Items from a data source:
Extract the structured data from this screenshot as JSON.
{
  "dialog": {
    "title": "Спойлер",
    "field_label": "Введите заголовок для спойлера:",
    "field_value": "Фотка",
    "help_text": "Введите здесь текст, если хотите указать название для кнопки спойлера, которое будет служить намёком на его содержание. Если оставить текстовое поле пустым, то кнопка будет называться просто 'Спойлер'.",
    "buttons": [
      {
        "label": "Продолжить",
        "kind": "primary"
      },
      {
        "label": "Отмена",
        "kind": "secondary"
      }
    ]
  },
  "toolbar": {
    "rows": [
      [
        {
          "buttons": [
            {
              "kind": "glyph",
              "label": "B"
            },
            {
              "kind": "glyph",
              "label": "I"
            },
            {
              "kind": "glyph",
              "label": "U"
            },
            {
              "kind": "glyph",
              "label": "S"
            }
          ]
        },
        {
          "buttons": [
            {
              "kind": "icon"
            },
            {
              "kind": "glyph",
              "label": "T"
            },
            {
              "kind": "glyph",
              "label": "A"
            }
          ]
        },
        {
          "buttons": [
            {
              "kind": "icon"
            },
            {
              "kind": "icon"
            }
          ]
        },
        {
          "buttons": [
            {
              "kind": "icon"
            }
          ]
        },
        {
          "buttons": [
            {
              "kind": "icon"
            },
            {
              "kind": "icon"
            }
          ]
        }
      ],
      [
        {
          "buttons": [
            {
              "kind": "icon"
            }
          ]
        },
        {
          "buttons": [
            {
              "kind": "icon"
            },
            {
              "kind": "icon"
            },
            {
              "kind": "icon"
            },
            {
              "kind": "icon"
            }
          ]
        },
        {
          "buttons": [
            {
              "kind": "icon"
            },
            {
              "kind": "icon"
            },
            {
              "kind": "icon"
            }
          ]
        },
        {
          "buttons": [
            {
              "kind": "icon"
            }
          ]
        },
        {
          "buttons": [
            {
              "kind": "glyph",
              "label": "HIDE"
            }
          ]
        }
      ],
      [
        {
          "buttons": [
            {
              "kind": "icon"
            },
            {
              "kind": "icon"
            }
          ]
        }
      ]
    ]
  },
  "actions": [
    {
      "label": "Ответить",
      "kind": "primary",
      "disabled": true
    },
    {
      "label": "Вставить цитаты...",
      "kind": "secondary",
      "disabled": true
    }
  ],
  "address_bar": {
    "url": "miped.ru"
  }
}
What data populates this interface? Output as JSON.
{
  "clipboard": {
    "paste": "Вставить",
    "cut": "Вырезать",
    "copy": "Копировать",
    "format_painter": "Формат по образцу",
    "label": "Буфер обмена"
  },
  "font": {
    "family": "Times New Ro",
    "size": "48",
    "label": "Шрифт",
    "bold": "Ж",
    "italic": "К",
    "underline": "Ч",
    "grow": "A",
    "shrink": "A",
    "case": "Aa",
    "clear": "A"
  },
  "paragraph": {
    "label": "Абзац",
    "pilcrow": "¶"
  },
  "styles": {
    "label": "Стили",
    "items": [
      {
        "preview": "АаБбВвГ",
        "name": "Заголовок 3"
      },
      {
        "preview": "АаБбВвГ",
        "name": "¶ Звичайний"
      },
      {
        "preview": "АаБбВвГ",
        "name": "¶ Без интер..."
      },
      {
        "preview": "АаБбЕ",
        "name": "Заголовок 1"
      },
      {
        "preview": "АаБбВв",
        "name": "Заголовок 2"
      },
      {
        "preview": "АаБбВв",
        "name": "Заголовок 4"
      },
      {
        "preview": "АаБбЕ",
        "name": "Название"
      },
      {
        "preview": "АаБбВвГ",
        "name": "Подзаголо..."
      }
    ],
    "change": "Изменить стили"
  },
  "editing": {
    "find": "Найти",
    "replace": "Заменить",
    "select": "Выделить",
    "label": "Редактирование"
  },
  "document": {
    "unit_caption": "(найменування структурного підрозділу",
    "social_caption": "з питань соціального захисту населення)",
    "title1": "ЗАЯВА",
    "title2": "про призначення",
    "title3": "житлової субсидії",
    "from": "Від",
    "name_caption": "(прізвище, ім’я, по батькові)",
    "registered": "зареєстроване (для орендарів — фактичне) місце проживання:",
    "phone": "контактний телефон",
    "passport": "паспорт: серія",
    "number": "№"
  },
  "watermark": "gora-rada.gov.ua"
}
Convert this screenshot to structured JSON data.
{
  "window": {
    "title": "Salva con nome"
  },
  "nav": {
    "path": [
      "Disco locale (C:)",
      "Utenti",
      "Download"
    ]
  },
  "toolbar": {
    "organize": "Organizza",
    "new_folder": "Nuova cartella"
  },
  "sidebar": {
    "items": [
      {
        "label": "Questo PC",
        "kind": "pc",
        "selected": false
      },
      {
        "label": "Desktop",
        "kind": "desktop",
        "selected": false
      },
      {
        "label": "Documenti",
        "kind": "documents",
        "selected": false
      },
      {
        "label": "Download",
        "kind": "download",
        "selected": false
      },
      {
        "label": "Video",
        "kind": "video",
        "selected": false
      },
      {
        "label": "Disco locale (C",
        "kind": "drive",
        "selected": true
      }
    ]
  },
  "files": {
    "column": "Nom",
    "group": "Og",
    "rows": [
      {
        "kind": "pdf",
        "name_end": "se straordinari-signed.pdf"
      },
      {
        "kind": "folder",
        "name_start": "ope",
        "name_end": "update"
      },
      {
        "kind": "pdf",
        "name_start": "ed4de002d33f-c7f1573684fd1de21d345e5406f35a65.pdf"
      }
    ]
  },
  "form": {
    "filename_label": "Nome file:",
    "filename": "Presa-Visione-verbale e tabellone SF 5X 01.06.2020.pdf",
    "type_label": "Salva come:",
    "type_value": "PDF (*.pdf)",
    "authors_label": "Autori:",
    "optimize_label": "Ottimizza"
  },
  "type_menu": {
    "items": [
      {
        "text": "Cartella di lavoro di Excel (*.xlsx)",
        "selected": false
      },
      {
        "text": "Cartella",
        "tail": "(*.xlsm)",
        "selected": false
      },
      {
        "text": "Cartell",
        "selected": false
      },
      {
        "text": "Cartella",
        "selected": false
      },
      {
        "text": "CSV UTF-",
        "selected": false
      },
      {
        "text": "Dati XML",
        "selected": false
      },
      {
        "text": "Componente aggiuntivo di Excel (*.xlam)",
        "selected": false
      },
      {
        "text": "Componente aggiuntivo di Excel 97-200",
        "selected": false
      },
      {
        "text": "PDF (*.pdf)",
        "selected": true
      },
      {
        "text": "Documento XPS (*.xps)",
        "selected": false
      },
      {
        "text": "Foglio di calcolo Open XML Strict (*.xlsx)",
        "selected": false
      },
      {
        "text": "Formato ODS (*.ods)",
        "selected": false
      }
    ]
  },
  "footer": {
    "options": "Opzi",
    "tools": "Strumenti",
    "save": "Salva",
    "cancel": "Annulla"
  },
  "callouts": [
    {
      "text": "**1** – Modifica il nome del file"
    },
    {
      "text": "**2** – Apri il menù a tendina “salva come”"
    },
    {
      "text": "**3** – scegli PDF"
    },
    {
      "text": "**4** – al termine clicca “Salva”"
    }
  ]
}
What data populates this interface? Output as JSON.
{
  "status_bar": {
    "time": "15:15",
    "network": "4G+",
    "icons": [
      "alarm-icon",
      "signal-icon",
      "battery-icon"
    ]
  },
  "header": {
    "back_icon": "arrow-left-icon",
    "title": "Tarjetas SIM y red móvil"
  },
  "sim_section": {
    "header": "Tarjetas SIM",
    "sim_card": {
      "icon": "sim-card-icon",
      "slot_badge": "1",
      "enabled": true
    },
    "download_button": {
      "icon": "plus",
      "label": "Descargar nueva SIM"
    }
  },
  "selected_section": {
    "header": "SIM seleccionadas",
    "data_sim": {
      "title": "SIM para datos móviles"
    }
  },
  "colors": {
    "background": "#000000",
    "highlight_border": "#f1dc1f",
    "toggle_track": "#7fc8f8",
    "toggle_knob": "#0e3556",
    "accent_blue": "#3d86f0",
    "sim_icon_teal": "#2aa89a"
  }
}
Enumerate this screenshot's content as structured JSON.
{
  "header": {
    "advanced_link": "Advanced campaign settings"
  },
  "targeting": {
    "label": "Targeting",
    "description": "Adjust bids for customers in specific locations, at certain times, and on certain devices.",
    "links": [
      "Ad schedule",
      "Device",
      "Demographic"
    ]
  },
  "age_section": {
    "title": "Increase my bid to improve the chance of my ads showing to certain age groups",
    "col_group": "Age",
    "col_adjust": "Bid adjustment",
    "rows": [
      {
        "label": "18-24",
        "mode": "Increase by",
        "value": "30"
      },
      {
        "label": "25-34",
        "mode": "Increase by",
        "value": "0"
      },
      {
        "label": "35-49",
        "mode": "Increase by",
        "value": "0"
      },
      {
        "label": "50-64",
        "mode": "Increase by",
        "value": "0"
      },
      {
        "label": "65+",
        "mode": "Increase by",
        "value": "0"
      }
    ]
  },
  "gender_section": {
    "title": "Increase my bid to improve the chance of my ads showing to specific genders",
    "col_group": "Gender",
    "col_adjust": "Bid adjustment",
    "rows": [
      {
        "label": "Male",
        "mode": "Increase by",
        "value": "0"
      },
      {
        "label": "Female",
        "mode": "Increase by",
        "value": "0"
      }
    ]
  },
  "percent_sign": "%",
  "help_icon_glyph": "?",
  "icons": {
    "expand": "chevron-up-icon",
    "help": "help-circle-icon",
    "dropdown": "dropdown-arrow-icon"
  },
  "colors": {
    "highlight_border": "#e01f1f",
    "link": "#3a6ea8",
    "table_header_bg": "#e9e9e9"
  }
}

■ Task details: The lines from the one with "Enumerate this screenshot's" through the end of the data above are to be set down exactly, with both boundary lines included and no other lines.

■ Task solution:
Enumerate this screenshot's content as structured JSON.
{
  "header": {
    "advanced_link": "Advanced campaign settings"
  },
  "targeting": {
    "label": "Targeting",
    "description": "Adjust bids for customers in specific locations, at certain times, and on certain devices.",
    "links": [
      "Ad schedule",
      "Device",
      "Demographic"
    ]
  },
  "age_section": {
    "title": "Increase my bid to improve the chance of my ads showing to certain age groups",
    "col_group": "Age",
    "col_adjust": "Bid adjustment",
    "rows": [
      {
        "label": "18-24",
        "mode": "Increase by",
        "value": "30"
      },
      {
        "label": "25-34",
        "mode": "Increase by",
        "value": "0"
      },
      {
        "label": "35-49",
        "mode": "Increase by",
        "value": "0"
      },
      {
        "label": "50-64",
        "mode": "Increase by",
        "value": "0"
      },
      {
        "label": "65+",
        "mode": "Increase by",
        "value": "0"
      }
    ]
  },
  "gender_section": {
    "title": "Increase my bid to improve the chance of my ads showing to specific genders",
    "col_group": "Gender",
    "col_adjust": "Bid adjustment",
    "rows": [
      {
        "label": "Male",
        "mode": "Increase by",
        "value": "0"
      },
      {
        "label": "Female",
        "mode": "Increase by",
        "value": "0"
      }
    ]
  },
  "percent_sign": "%",
  "help_icon_glyph": "?",
  "icons": {
    "expand": "chevron-up-icon",
    "help": "help-circle-icon",
    "dropdown": "dropdown-arrow-icon"
  },
  "colors": {
    "highlight_border": "#e01f1f",
    "link": "#3a6ea8",
    "table_header_bg": "#e9e9e9"
  }
}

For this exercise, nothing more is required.